Instructions for the task
Among the records below, which lines contain the string "region"? Report them.
--- START ---
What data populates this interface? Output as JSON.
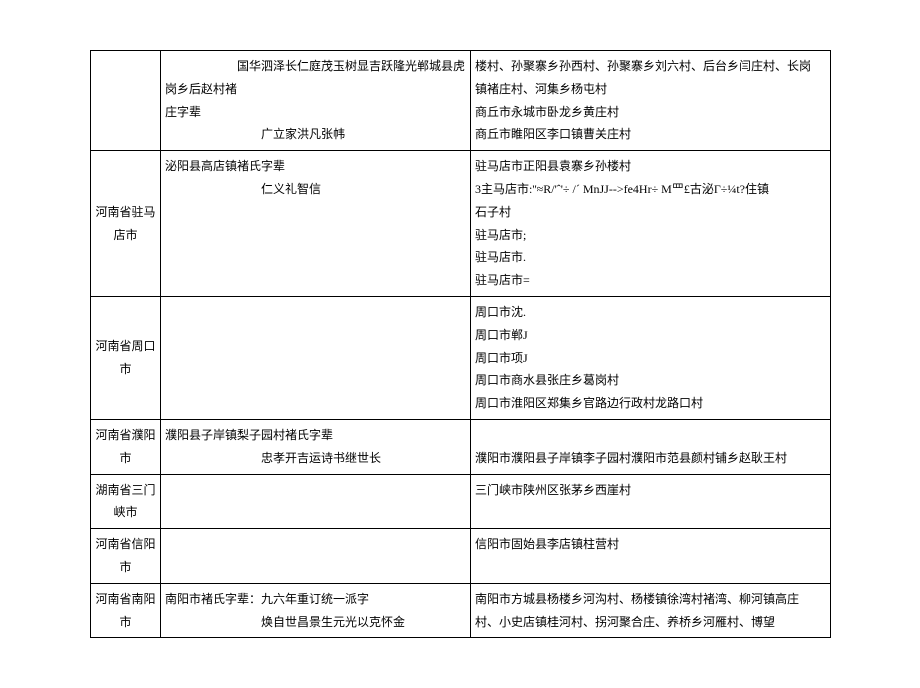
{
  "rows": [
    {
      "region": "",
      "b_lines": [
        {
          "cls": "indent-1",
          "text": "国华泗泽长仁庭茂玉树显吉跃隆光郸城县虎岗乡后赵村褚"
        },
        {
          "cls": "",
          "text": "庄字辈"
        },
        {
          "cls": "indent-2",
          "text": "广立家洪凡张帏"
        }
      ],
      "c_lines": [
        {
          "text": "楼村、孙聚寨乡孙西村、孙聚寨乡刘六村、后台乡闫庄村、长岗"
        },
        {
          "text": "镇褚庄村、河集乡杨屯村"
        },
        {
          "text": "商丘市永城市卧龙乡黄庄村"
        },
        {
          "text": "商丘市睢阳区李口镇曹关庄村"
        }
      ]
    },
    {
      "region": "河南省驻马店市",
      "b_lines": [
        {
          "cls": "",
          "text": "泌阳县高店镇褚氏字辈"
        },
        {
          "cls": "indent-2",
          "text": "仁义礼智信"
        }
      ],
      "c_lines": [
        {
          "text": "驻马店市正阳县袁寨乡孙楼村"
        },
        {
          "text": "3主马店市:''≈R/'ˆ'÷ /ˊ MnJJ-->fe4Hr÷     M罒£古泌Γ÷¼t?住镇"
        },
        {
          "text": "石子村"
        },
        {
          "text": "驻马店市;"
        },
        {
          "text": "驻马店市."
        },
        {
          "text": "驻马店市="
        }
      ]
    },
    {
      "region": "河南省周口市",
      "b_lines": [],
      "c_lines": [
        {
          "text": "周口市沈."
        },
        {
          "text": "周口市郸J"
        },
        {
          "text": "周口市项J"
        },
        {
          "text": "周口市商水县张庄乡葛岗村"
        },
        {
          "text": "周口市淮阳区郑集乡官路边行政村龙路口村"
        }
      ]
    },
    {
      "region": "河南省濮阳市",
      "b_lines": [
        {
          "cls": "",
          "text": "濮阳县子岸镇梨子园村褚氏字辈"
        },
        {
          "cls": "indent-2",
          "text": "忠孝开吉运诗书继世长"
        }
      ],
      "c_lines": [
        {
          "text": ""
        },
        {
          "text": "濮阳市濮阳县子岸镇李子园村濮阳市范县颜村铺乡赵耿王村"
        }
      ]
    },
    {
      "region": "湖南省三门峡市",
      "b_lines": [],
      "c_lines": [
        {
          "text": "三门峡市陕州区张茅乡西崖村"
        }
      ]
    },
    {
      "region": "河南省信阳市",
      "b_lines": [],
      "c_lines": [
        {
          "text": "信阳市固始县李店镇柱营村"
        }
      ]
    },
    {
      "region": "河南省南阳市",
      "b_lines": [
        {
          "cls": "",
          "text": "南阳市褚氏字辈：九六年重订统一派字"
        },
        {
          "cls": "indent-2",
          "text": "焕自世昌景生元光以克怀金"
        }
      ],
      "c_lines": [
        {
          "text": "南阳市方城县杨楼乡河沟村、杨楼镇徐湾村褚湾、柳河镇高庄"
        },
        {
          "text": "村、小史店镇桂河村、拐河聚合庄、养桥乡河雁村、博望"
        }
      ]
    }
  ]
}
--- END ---
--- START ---
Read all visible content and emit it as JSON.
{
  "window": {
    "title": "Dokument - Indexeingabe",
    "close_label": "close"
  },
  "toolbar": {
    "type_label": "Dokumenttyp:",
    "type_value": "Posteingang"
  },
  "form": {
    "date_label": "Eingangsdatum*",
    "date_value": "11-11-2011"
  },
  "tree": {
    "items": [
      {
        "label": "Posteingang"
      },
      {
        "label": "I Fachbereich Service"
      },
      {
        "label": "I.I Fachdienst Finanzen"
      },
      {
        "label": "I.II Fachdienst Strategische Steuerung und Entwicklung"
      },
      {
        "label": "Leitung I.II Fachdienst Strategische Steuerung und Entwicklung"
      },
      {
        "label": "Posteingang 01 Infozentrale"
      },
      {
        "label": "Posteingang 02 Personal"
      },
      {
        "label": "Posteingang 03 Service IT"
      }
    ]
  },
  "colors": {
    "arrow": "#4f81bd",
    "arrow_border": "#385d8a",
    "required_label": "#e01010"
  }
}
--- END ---
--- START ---
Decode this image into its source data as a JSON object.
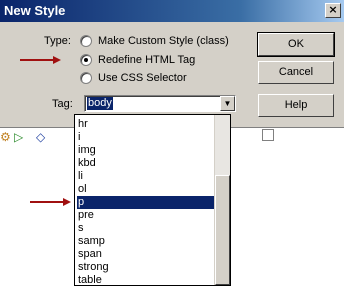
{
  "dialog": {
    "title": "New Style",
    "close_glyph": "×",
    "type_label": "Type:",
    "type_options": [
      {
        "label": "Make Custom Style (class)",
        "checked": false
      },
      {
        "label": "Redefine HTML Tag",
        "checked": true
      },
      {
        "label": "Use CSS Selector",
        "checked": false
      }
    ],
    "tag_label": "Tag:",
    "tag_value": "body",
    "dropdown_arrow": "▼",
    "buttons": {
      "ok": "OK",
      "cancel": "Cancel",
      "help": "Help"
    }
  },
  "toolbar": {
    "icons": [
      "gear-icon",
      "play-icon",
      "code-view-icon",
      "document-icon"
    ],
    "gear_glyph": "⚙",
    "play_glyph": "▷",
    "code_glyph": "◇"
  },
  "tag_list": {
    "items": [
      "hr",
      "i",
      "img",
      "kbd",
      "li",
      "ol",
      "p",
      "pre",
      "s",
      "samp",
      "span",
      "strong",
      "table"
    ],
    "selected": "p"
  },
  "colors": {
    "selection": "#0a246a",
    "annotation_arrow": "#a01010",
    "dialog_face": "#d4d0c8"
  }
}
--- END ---
Reply
      "region": "",
      "region": "河南省驻马店市",
      "region": "河南省周口市",
      "region": "河南省濮阳市",
      "region": "湖南省三门峡市",
      "region": "河南省信阳市",
      "region": "河南省南阳市",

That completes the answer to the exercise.